Windows 10 is fully supported with 7th Series chipset and newer. You were right Windows 10 is not capable of recognizing the processor properly.
Your processor supports overclocking; I suggest you our Intel® Extreme Tuning Utility (Intel® XTU) application. Change the processor multiplier.
I think you need to be more specific here, since the Intel 7 series chipsets can support both 2nd Generation (Sandy Bridge) and 3rd Generation (Ivy Bridge) Mainstream processors.The Intel 6 series chipsets can work with both the 2nd Generation (Sandy Bridge) and 3rd Generation (Ivy Bridge) Mainstream processors.
Given what has been reported here, it seems to me that Intel processors with Intel Turbo Boost Technology 1.0, are the ones that may not have Turbo boost working, when used with Windows 10. Starting with the 2nd Generation Intel processors, aka Sandy Bridge processors, Intel Turbo Boost 2.0 began being used, instead of Turbo Boost 1.0. The i7-975 used by the OP uses Intel Turbo Boost Technology 1.0, and of course an earlier chipset.
Personally, I would never use CPU-Z as a monitoring tool for checking Turbo boost. CPU-Z displays one CPU/Core frequency, which is inadequate for monitoring Turbo boost. This applies to non-over clocked processors only. Turbo boost does not allow all the cores in a processor to run at the maximum Turbo boost frequency at the same time. Normally only one of the processor cores is allowed to operate at the maximum Turbo frequency. Two processor cores can run at one or two "bins" down from the maximum Turbo frequency.

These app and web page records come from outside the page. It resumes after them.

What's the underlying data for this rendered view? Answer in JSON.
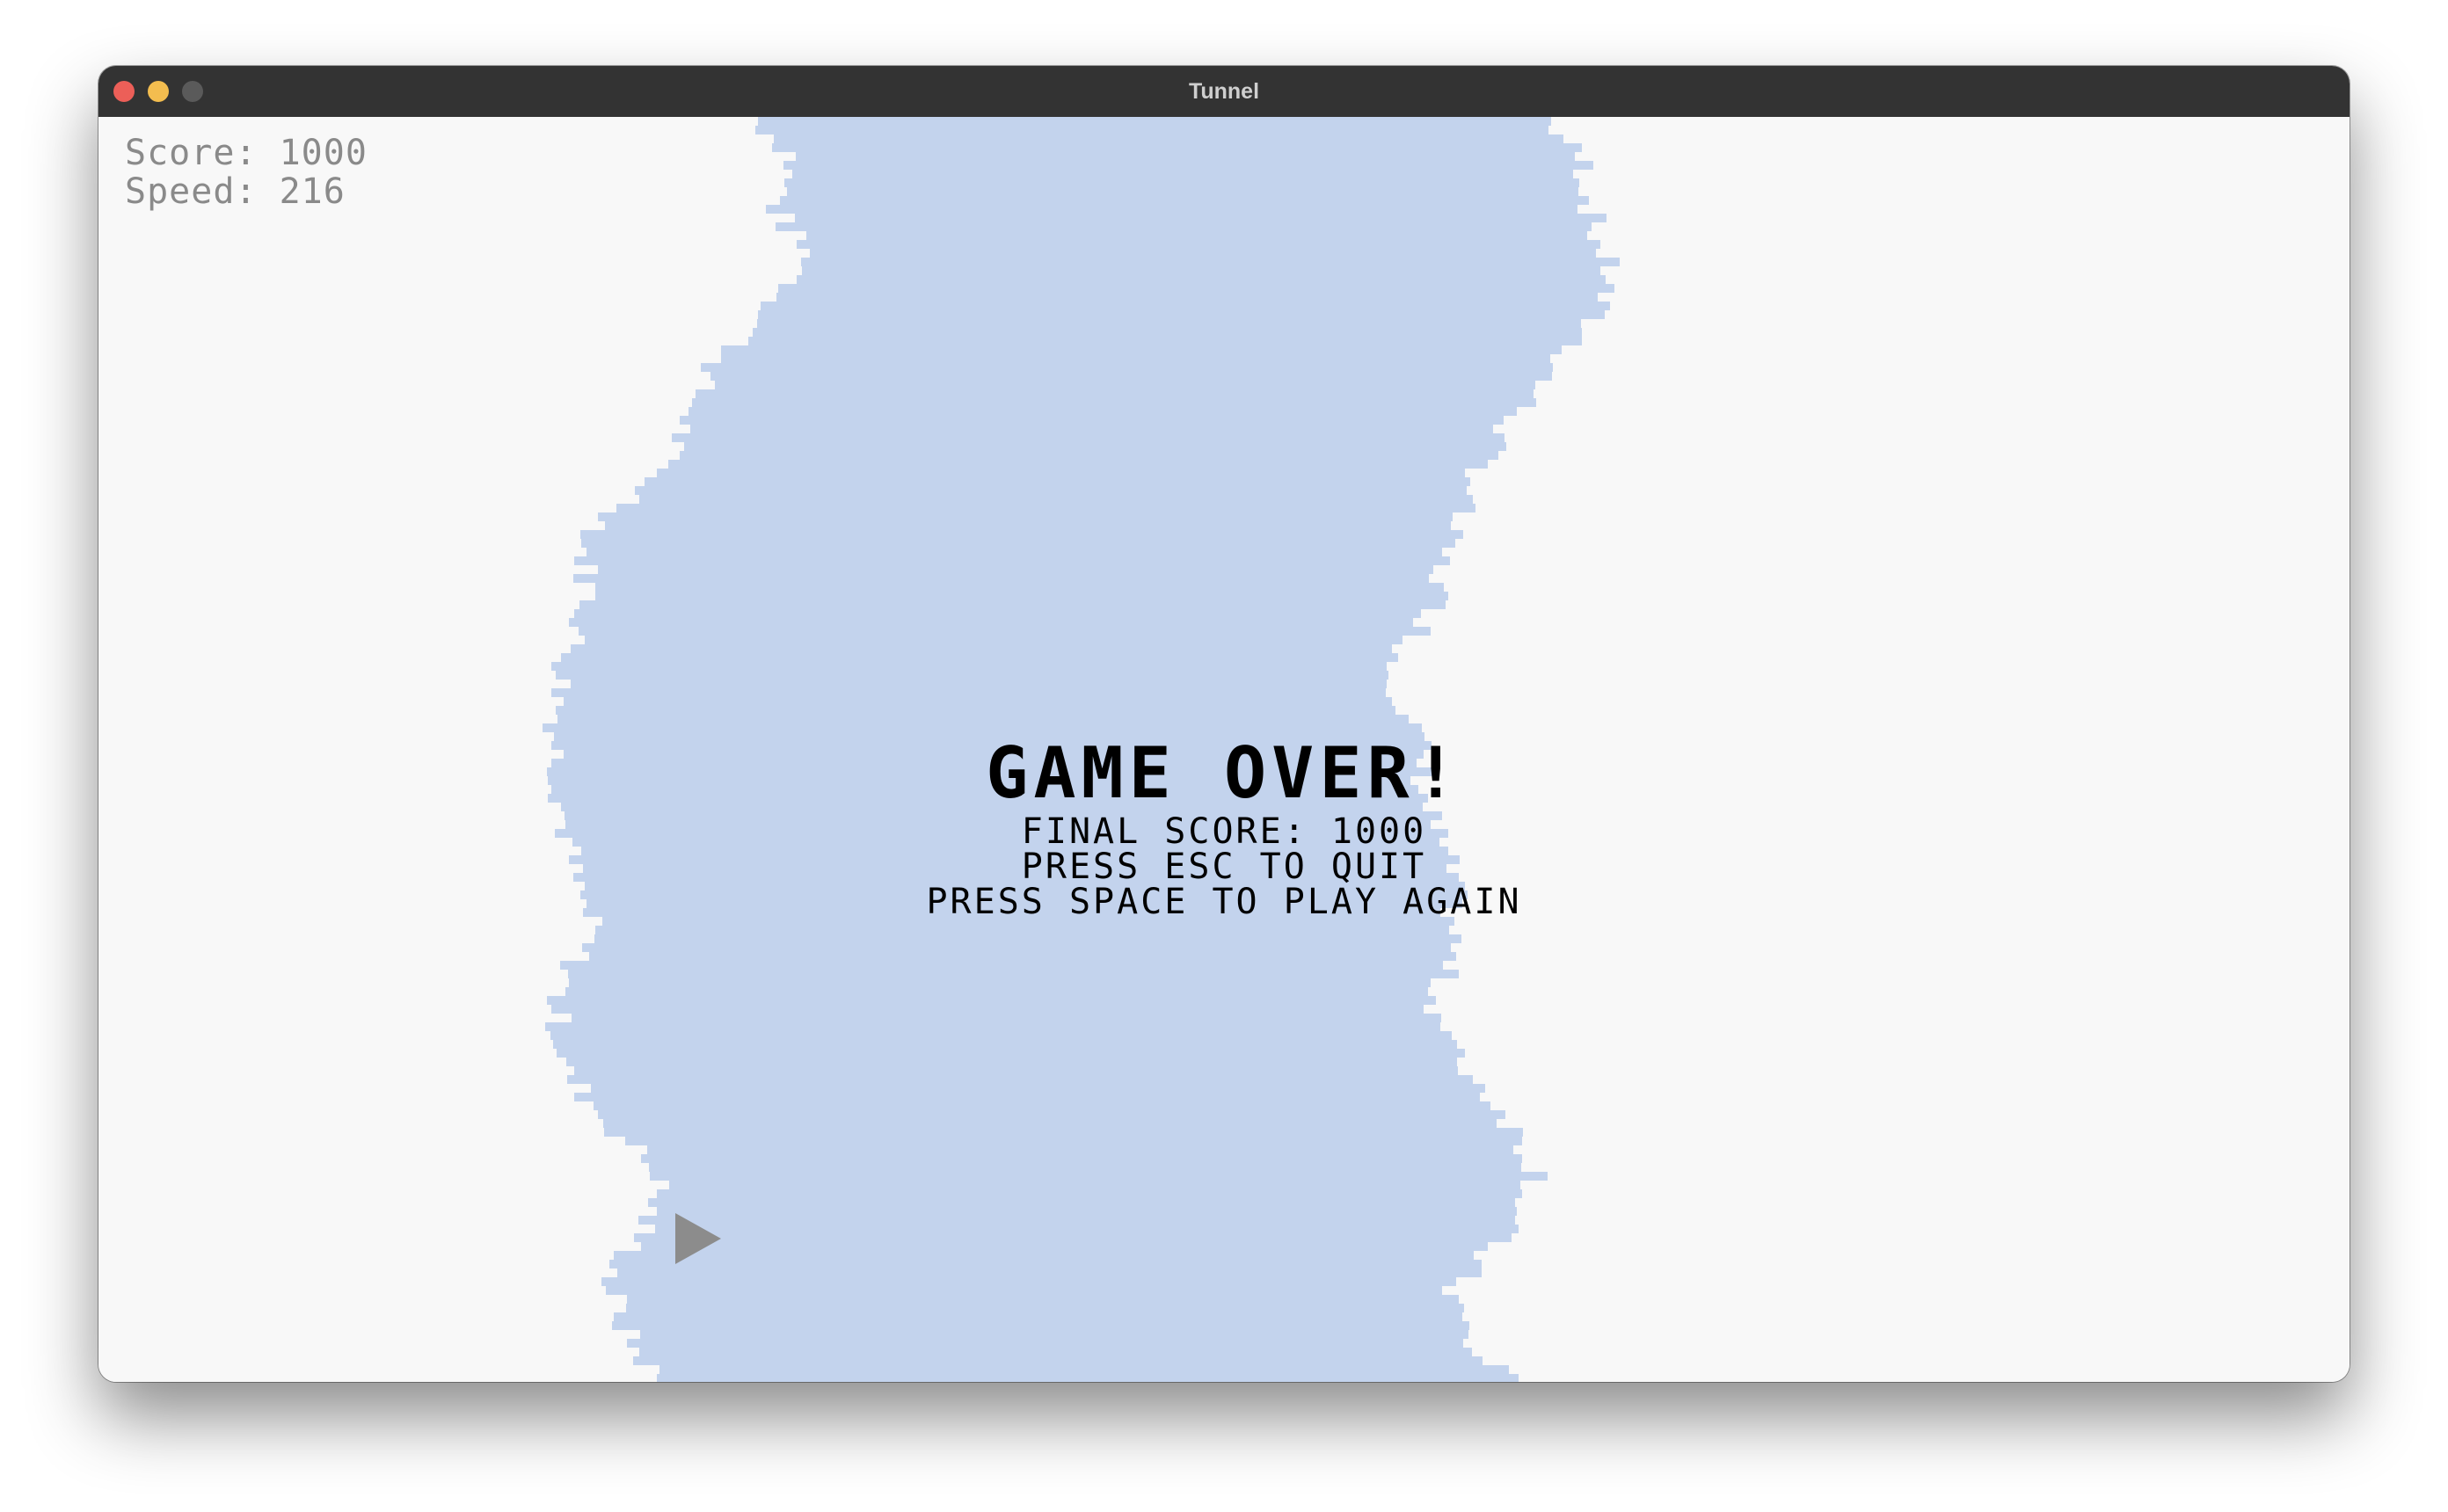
{
  "window": {
    "title": "Tunnel",
    "buttons": {
      "close_color": "#ec5f58",
      "minimize_color": "#f3bd4f",
      "zoom_color": "#5a5a5a"
    }
  },
  "hud": {
    "score_text": "Score: 1000",
    "speed_text": "Speed: 216"
  },
  "game_over": {
    "title": "GAME OVER!",
    "final_score_text": "FINAL SCORE: 1000",
    "quit_text": "PRESS ESC TO QUIT",
    "restart_text": "PRESS SPACE TO PLAY AGAIN"
  },
  "colors": {
    "background": "#f8f8f8",
    "tunnel": "#c3d3ed",
    "player": "#8c8c8c",
    "text": "#000000",
    "hud_text": "#8a8a8a"
  },
  "player": {
    "shape": "triangle-right"
  }
}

When all the cores in a processor are at high load, they will then all operate at the base clock speed of that processor, without any Turbo boost.
If you want see what your processor cores are running at most of the time, use IXTU or HWiNFO64. The latter will show all of your processor core speeds simultaneously in one display,as well as the core multipliers. Windows own processor speed display is also inadequate for monitoring Turbo boost.
Also, I am skeptical that Windows 10 is preventing Turbo 1.0 from working correctly. If it really is, that is more likely due to an out of date Intel Management Engine software being used in the Windows 10 installation. Turbo control belongs to the processor, not the OS. Multi-tasking and multi-threading belongs to the OS and software. Given how long Windows 10 has been with us, are we only now noticing an issue like this? Or is this a new issue with Windows 10 Anniversary?
You are right 6th series chipsets support 3rd gen processors; however, Intel stopped supporting this generation of chipset, there are no drivers available for Windows 10. Win10 is proving generic drivers.
OK thx man I really appreciate your investigating this compatibility issue between Windows 10, Core i7 975 and my X58 Chipset...
I will try the overclocking tool! Wish me luck...
I upgraded my OS to Windows 10 Anniversary Edition, and the Turbo boost is working now!!!
Looks like I solved my own problem here but I wanna thank everyone for their help and insight, I learned a lot!
BTW here is the link for the W10 Anniversary Edition! It worked for me: =)